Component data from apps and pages

───

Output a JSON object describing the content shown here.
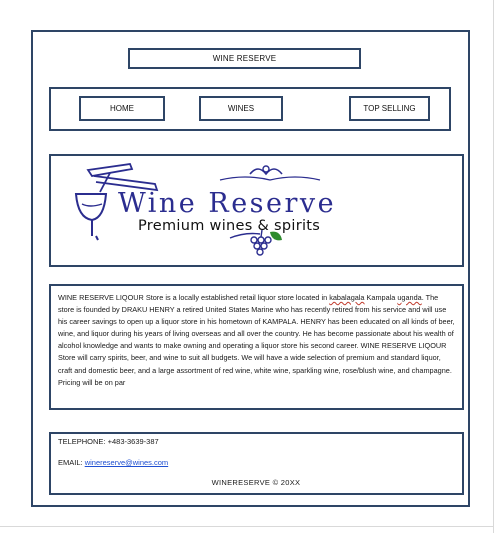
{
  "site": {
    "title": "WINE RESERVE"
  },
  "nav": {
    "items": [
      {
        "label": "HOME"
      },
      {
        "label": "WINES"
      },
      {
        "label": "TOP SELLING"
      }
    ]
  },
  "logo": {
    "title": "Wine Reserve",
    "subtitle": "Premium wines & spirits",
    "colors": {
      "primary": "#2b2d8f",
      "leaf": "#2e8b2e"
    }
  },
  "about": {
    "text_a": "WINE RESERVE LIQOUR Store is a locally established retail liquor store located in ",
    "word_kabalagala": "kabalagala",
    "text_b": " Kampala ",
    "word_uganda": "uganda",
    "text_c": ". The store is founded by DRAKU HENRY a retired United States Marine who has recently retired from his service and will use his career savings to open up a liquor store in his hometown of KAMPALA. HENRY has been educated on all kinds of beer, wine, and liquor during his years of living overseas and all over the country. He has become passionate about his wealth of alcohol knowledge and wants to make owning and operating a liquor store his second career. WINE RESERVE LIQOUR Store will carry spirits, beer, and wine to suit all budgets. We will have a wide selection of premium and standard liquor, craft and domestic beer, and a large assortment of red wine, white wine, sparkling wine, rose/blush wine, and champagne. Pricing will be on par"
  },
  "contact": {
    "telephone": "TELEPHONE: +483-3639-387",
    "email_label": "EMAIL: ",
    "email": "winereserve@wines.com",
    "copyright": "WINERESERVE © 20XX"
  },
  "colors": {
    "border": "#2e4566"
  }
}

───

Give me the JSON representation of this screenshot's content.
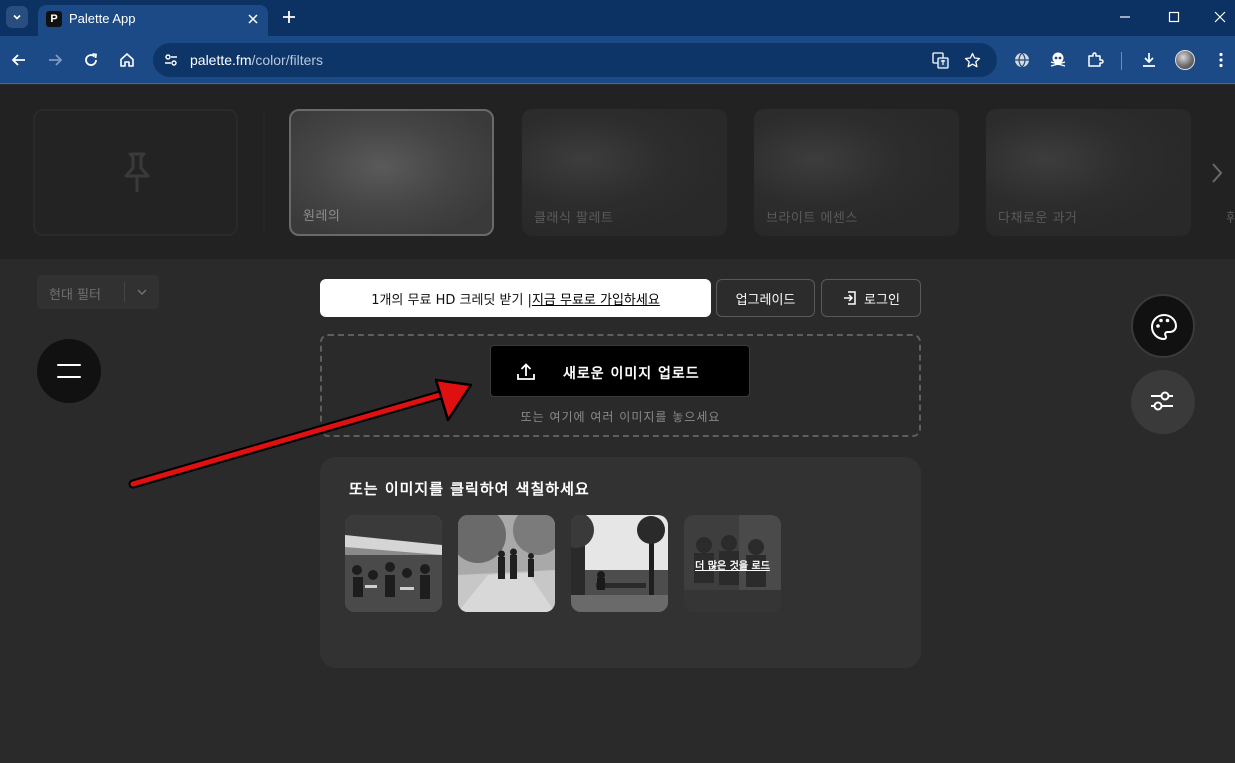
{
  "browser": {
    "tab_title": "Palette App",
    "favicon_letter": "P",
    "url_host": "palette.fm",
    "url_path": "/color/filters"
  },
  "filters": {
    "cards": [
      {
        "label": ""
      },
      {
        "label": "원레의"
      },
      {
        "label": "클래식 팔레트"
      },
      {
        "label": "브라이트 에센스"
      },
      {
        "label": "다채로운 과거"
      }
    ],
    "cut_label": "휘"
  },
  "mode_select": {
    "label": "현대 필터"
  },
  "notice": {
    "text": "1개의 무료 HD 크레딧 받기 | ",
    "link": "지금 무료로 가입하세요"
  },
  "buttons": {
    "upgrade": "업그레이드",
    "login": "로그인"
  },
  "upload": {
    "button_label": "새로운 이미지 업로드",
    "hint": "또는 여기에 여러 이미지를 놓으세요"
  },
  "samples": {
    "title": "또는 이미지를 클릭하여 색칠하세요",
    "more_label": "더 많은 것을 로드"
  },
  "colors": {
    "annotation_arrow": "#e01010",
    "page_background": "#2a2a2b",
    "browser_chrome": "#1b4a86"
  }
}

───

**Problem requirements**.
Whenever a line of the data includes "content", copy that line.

**Written reply**.
Output a JSON object describing the content shown here.
Give me the JSON representation of this screenshot's content.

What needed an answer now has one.